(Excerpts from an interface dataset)
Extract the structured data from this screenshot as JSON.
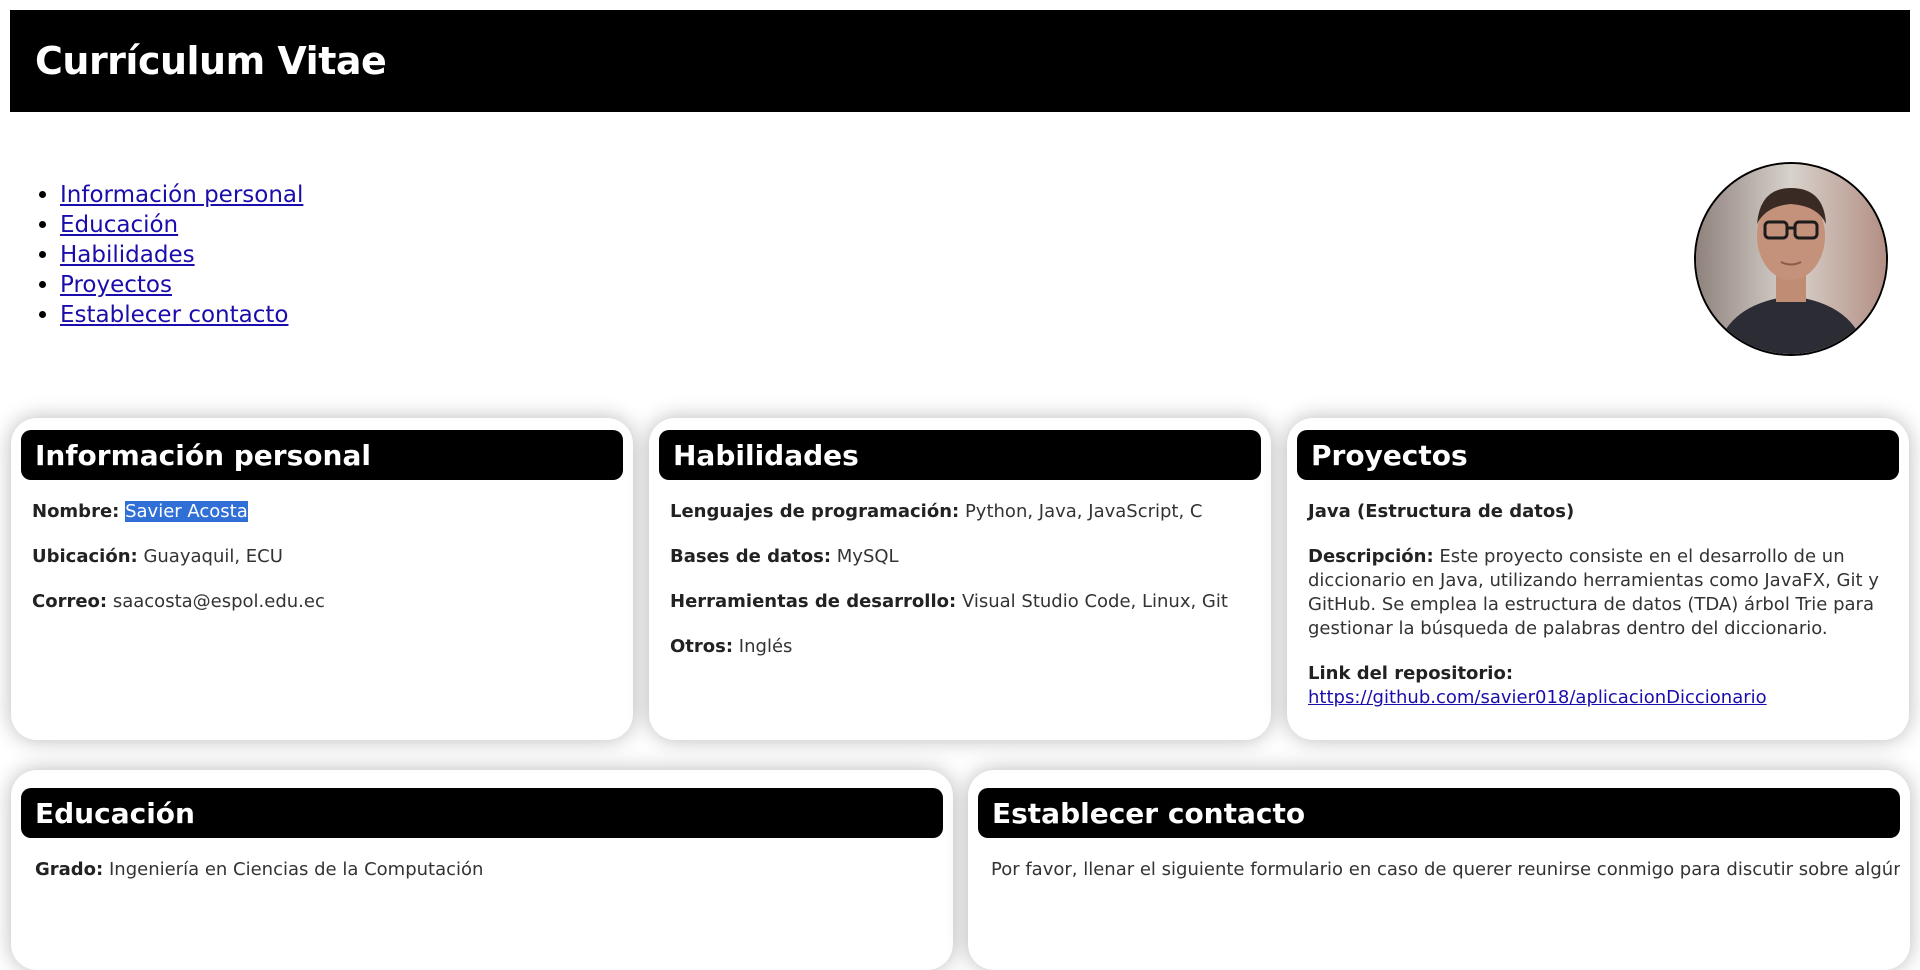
{
  "header": {
    "title": "Currículum Vitae"
  },
  "nav": {
    "items": [
      {
        "label": "Información personal"
      },
      {
        "label": "Educación"
      },
      {
        "label": "Habilidades"
      },
      {
        "label": "Proyectos"
      },
      {
        "label": "Establecer contacto"
      }
    ]
  },
  "personal": {
    "title": "Información personal",
    "name_label": "Nombre:",
    "name_value": "Savier Acosta",
    "location_label": "Ubicación:",
    "location_value": "Guayaquil, ECU",
    "email_label": "Correo:",
    "email_value": "saacosta@espol.edu.ec"
  },
  "skills": {
    "title": "Habilidades",
    "languages_label": "Lenguajes de programación:",
    "languages_value": "Python, Java, JavaScript, C",
    "db_label": "Bases de datos:",
    "db_value": "MySQL",
    "tools_label": "Herramientas de desarrollo:",
    "tools_value": "Visual Studio Code, Linux, Git",
    "others_label": "Otros:",
    "others_value": "Inglés"
  },
  "projects": {
    "title": "Proyectos",
    "project_name": "Java (Estructura de datos)",
    "desc_label": "Descripción:",
    "desc_value": "Este proyecto consiste en el desarrollo de un diccionario en Java, utilizando herramientas como JavaFX, Git y GitHub. Se emplea la estructura de datos (TDA) árbol Trie para gestionar la búsqueda de palabras dentro del diccionario.",
    "repo_label": "Link del repositorio:",
    "repo_link": "https://github.com/savier018/aplicacionDiccionario"
  },
  "education": {
    "title": "Educación",
    "degree_label": "Grado:",
    "degree_value": "Ingeniería en Ciencias de la Computación"
  },
  "contact": {
    "title": "Establecer contacto",
    "intro": "Por favor, llenar el siguiente formulario en caso de querer reunirse conmigo para discutir sobre algún"
  },
  "colors": {
    "header_bg": "#000000",
    "link": "#1a0dab",
    "selection": "#2f6fd6"
  }
}
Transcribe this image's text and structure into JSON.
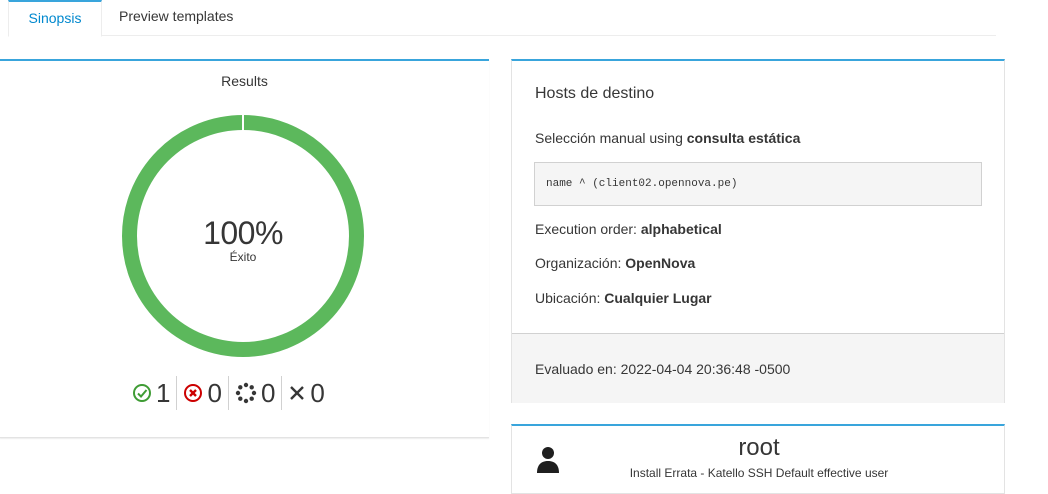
{
  "tabs": [
    {
      "label": "Sinopsis",
      "active": true
    },
    {
      "label": "Preview templates",
      "active": false
    }
  ],
  "results": {
    "title": "Results",
    "percent_text": "100%",
    "percent_value": 100,
    "status_label": "Éxito",
    "success_color": "#5cb85c",
    "stats": [
      {
        "icon": "check-circle-icon",
        "count": "1",
        "color": "#3f9c35"
      },
      {
        "icon": "error-circle-icon",
        "count": "0",
        "color": "#cc0000"
      },
      {
        "icon": "pending-spinner-icon",
        "count": "0",
        "color": "#363636"
      },
      {
        "icon": "cancel-x-icon",
        "count": "0",
        "color": "#363636"
      }
    ]
  },
  "hosts": {
    "title": "Hosts de destino",
    "selection_prefix": "Selección manual using",
    "selection_type": "consulta estática",
    "query": "name ^ (client02.opennova.pe)",
    "execution_order_label": "Execution order:",
    "execution_order_value": "alphabetical",
    "organization_label": "Organización:",
    "organization_value": "OpenNova",
    "location_label": "Ubicación:",
    "location_value": "Cualquier Lugar",
    "evaluated_text": "Evaluado en: 2022-04-04 20:36:48 -0500"
  },
  "user": {
    "icon": "user-icon",
    "name": "root",
    "description": "Install Errata - Katello SSH Default effective user"
  },
  "colors": {
    "accent": "#39a5dc",
    "tab_active_text": "#0088ce"
  }
}
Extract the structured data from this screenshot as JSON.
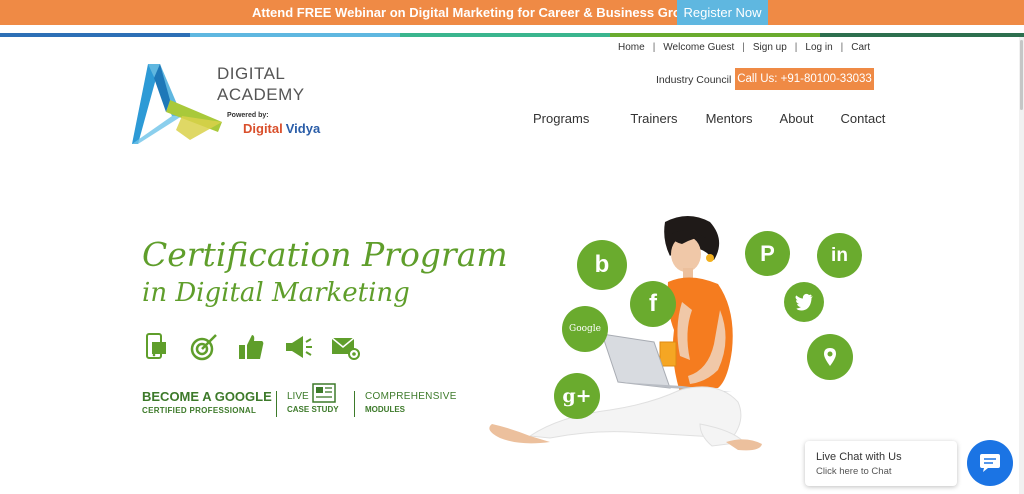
{
  "banner": {
    "text": "Attend FREE Webinar on Digital Marketing for Career & Business Growth",
    "register_label": "Register Now"
  },
  "colors": {
    "banner_orange": "#ef8a45",
    "register_blue": "#5fb7e0",
    "brand_green": "#5f9e2b",
    "social_green": "#6aab2e",
    "chat_blue": "#1b74e4"
  },
  "top_links": [
    "Home",
    "Welcome Guest",
    "Sign up",
    "Log in",
    "Cart"
  ],
  "header": {
    "industry_council": "Industry Council",
    "call_label": "Call Us: +91-80100-33033"
  },
  "logo": {
    "line1": "DIGITAL",
    "line2": "ACADEMY",
    "powered_by": "Powered by:",
    "brand_a": "Digital",
    "brand_b": "Vidya"
  },
  "nav": [
    "Programs",
    "Trainers",
    "Mentors",
    "About",
    "Contact"
  ],
  "hero": {
    "title_line1": "Certification Program",
    "title_line2": "in Digital Marketing",
    "feature_icons": [
      "mobile-icon",
      "target-icon",
      "thumbs-up-icon",
      "megaphone-icon",
      "email-icon"
    ],
    "badge1_a": "BECOME A GOOGLE",
    "badge1_b": "CERTIFIED PROFESSIONAL",
    "badge2_a": "LIVE",
    "badge2_b": "CASE STUDY",
    "badge3_a": "COMPREHENSIVE",
    "badge3_b": "MODULES"
  },
  "social_icons": [
    "bing-icon",
    "pinterest-icon",
    "linkedin-icon",
    "facebook-icon",
    "twitter-icon",
    "google-icon",
    "location-icon",
    "google-plus-icon"
  ],
  "social_labels": {
    "bing": "b",
    "pinterest": "P",
    "linkedin": "in",
    "facebook": "f",
    "google": "Google",
    "google_plus": "g+"
  },
  "chat": {
    "title": "Live Chat with Us",
    "subtitle": "Click here to Chat"
  }
}
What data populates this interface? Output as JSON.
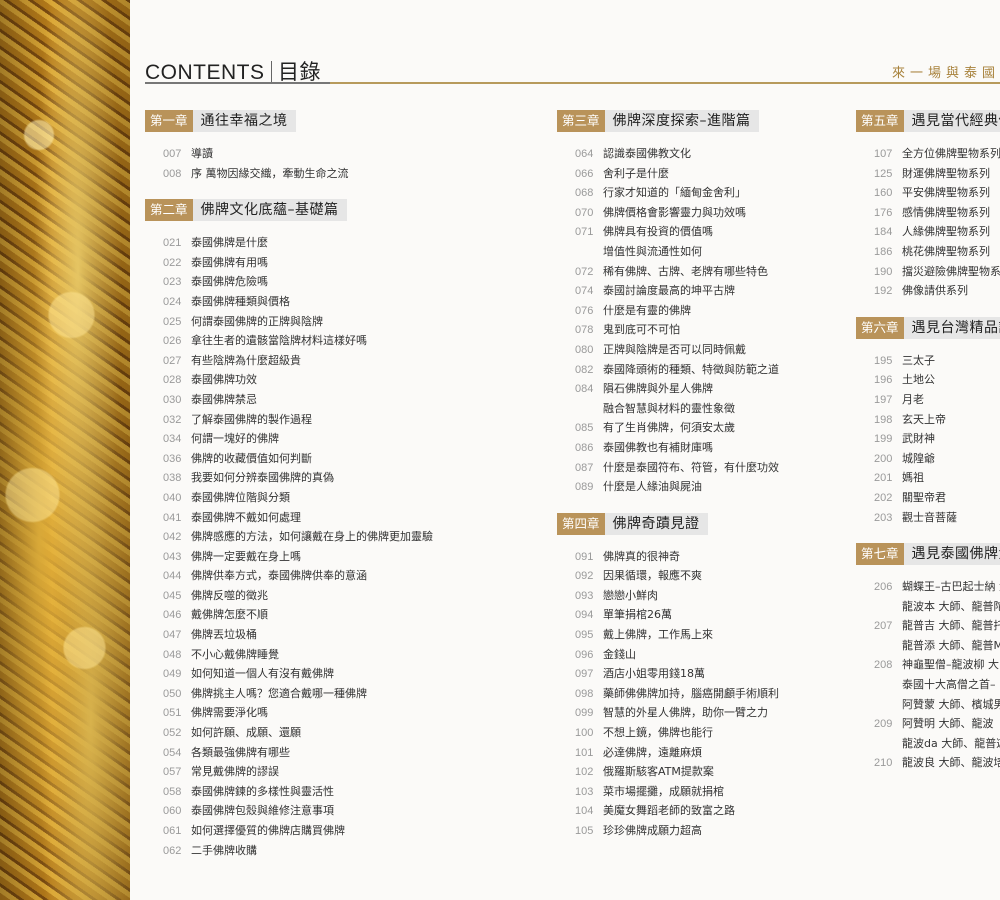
{
  "header": {
    "contents_en": "CONTENTS",
    "contents_zh": "目錄",
    "series_title": "來一場與泰國"
  },
  "columns": [
    {
      "chapters": [
        {
          "num": "第一章",
          "title": "通往幸福之境",
          "entries": [
            {
              "page": "007",
              "text": "導讀"
            },
            {
              "page": "008",
              "text": "序 萬物因緣交織，牽動生命之流"
            }
          ]
        },
        {
          "num": "第二章",
          "title": "佛牌文化底蘊–基礎篇",
          "entries": [
            {
              "page": "021",
              "text": "泰國佛牌是什麼"
            },
            {
              "page": "022",
              "text": "泰國佛牌有用嗎"
            },
            {
              "page": "023",
              "text": "泰國佛牌危險嗎"
            },
            {
              "page": "024",
              "text": "泰國佛牌種類與價格"
            },
            {
              "page": "025",
              "text": "何謂泰國佛牌的正牌與陰牌"
            },
            {
              "page": "026",
              "text": "拿往生者的遺骸當陰牌材料這樣好嗎"
            },
            {
              "page": "027",
              "text": "有些陰牌為什麼超級貴"
            },
            {
              "page": "028",
              "text": "泰國佛牌功效"
            },
            {
              "page": "030",
              "text": "泰國佛牌禁忌"
            },
            {
              "page": "032",
              "text": "了解泰國佛牌的製作過程"
            },
            {
              "page": "034",
              "text": "何謂一塊好的佛牌"
            },
            {
              "page": "036",
              "text": "佛牌的收藏價值如何判斷"
            },
            {
              "page": "038",
              "text": "我要如何分辨泰國佛牌的真偽"
            },
            {
              "page": "040",
              "text": "泰國佛牌位階與分類"
            },
            {
              "page": "041",
              "text": "泰國佛牌不戴如何處理"
            },
            {
              "page": "042",
              "text": "佛牌感應的方法，如何讓戴在身上的佛牌更加靈驗"
            },
            {
              "page": "043",
              "text": "佛牌一定要戴在身上嗎"
            },
            {
              "page": "044",
              "text": "佛牌供奉方式，泰國佛牌供奉的意涵"
            },
            {
              "page": "045",
              "text": "佛牌反噬的徵兆"
            },
            {
              "page": "046",
              "text": "戴佛牌怎麼不順"
            },
            {
              "page": "047",
              "text": "佛牌丟垃圾桶"
            },
            {
              "page": "048",
              "text": "不小心戴佛牌睡覺"
            },
            {
              "page": "049",
              "text": "如何知道一個人有沒有戴佛牌"
            },
            {
              "page": "050",
              "text": "佛牌挑主人嗎？您適合戴哪一種佛牌"
            },
            {
              "page": "051",
              "text": "佛牌需要淨化嗎"
            },
            {
              "page": "052",
              "text": "如何許願、成願、還願"
            },
            {
              "page": "054",
              "text": "各類最強佛牌有哪些"
            },
            {
              "page": "057",
              "text": "常見戴佛牌的謬誤"
            },
            {
              "page": "058",
              "text": "泰國佛牌鍊的多樣性與靈活性"
            },
            {
              "page": "060",
              "text": "泰國佛牌包殼與維修注意事項"
            },
            {
              "page": "061",
              "text": "如何選擇優質的佛牌店購買佛牌"
            },
            {
              "page": "062",
              "text": "二手佛牌收購"
            }
          ]
        }
      ]
    },
    {
      "chapters": [
        {
          "num": "第三章",
          "title": "佛牌深度探索–進階篇",
          "entries": [
            {
              "page": "064",
              "text": "認識泰國佛教文化"
            },
            {
              "page": "066",
              "text": "舍利子是什麼"
            },
            {
              "page": "068",
              "text": "行家才知道的「緬甸金舍利」"
            },
            {
              "page": "070",
              "text": "佛牌價格會影響靈力與功效嗎"
            },
            {
              "page": "071",
              "text": "佛牌具有投資的價值嗎"
            },
            {
              "page": "",
              "text": "增值性與流通性如何"
            },
            {
              "page": "072",
              "text": "稀有佛牌、古牌、老牌有哪些特色"
            },
            {
              "page": "074",
              "text": "泰國討論度最高的坤平古牌"
            },
            {
              "page": "076",
              "text": "什麼是有靈的佛牌"
            },
            {
              "page": "078",
              "text": "鬼到底可不可怕"
            },
            {
              "page": "080",
              "text": "正牌與陰牌是否可以同時佩戴"
            },
            {
              "page": "082",
              "text": "泰國降頭術的種類、特徵與防範之道"
            },
            {
              "page": "084",
              "text": "隕石佛牌與外星人佛牌"
            },
            {
              "page": "",
              "text": "融合智慧與材料的靈性象徵"
            },
            {
              "page": "085",
              "text": "有了生肖佛牌，何須安太歲"
            },
            {
              "page": "086",
              "text": "泰國佛教也有補財庫嗎"
            },
            {
              "page": "087",
              "text": "什麼是泰國符布、符管，有什麼功效"
            },
            {
              "page": "089",
              "text": "什麼是人緣油與屍油"
            }
          ]
        },
        {
          "num": "第四章",
          "title": "佛牌奇蹟見證",
          "entries": [
            {
              "page": "091",
              "text": "佛牌真的很神奇"
            },
            {
              "page": "092",
              "text": "因果循環，報應不爽"
            },
            {
              "page": "093",
              "text": "戀戀小鮮肉"
            },
            {
              "page": "094",
              "text": "單筆捐棺26萬"
            },
            {
              "page": "095",
              "text": "戴上佛牌，工作馬上來"
            },
            {
              "page": "096",
              "text": "金錢山"
            },
            {
              "page": "097",
              "text": "酒店小姐零用錢18萬"
            },
            {
              "page": "098",
              "text": "藥師佛佛牌加持，腦癌開顱手術順利"
            },
            {
              "page": "099",
              "text": "智慧的外星人佛牌，助你一臂之力"
            },
            {
              "page": "100",
              "text": "不想上鏡，佛牌也能行"
            },
            {
              "page": "101",
              "text": "必達佛牌，遠離麻煩"
            },
            {
              "page": "102",
              "text": "俄羅斯駭客ATM提款案"
            },
            {
              "page": "103",
              "text": "菜市場擺攤，成願就捐棺"
            },
            {
              "page": "104",
              "text": "美魔女舞蹈老師的致富之路"
            },
            {
              "page": "105",
              "text": "珍珍佛牌成願力超高"
            }
          ]
        }
      ]
    },
    {
      "chapters": [
        {
          "num": "第五章",
          "title": "遇見當代經典佛",
          "entries": [
            {
              "page": "107",
              "text": "全方位佛牌聖物系列"
            },
            {
              "page": "125",
              "text": "財運佛牌聖物系列"
            },
            {
              "page": "160",
              "text": "平安佛牌聖物系列"
            },
            {
              "page": "176",
              "text": "感情佛牌聖物系列"
            },
            {
              "page": "184",
              "text": "人緣佛牌聖物系列"
            },
            {
              "page": "186",
              "text": "桃花佛牌聖物系列"
            },
            {
              "page": "190",
              "text": "擋災避險佛牌聖物系"
            },
            {
              "page": "192",
              "text": "佛像請供系列"
            }
          ]
        },
        {
          "num": "第六章",
          "title": "遇見台灣精品諸",
          "entries": [
            {
              "page": "195",
              "text": "三太子"
            },
            {
              "page": "196",
              "text": "土地公"
            },
            {
              "page": "197",
              "text": "月老"
            },
            {
              "page": "198",
              "text": "玄天上帝"
            },
            {
              "page": "199",
              "text": "武財神"
            },
            {
              "page": "200",
              "text": "城隍爺"
            },
            {
              "page": "201",
              "text": "媽祖"
            },
            {
              "page": "202",
              "text": "關聖帝君"
            },
            {
              "page": "203",
              "text": "觀士音菩薩"
            }
          ]
        },
        {
          "num": "第七章",
          "title": "遇見泰國佛牌大",
          "entries": [
            {
              "page": "206",
              "text": "蝴蝶王–古巴起士納 大"
            },
            {
              "page": "",
              "text": "龍波本 大師、龍普陀"
            },
            {
              "page": "207",
              "text": "龍普吉 大師、龍普托"
            },
            {
              "page": "",
              "text": "龍普添 大師、龍普M"
            },
            {
              "page": "208",
              "text": "神龜聖僧–龍波柳 大"
            },
            {
              "page": "",
              "text": "泰國十大高僧之首–"
            },
            {
              "page": "",
              "text": "阿贊蒙 大師、檳城男"
            },
            {
              "page": "209",
              "text": "阿贊明 大師、龍波"
            },
            {
              "page": "",
              "text": "龍波da 大師、龍普迦"
            },
            {
              "page": "210",
              "text": "龍波良 大師、龍波培"
            }
          ]
        }
      ]
    }
  ]
}
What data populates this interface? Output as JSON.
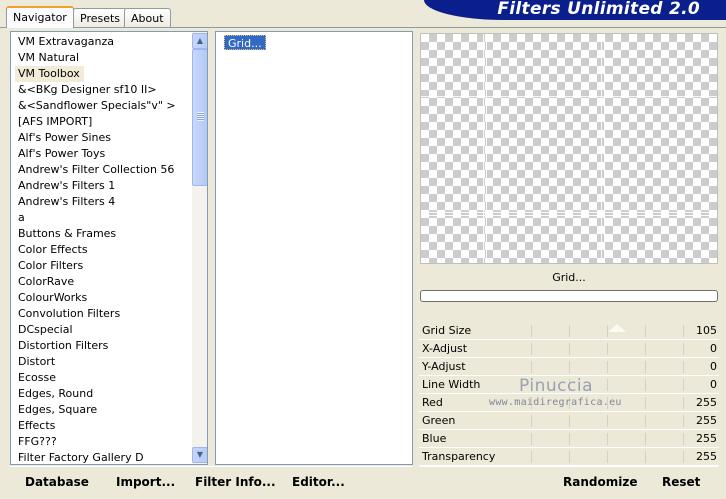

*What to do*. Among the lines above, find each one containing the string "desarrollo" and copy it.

*Task solution*.
    "tools_label": "Herramientas de desarrollo:",
    "desc_value": "Este proyecto consiste en el desarrollo de un diccionario en Java, utilizando herramientas como JavaFX, Git y GitHub. Se emplea la estructura de datos (TDA) árbol Trie para gestionar la búsqueda de palabras dentro del diccionario.",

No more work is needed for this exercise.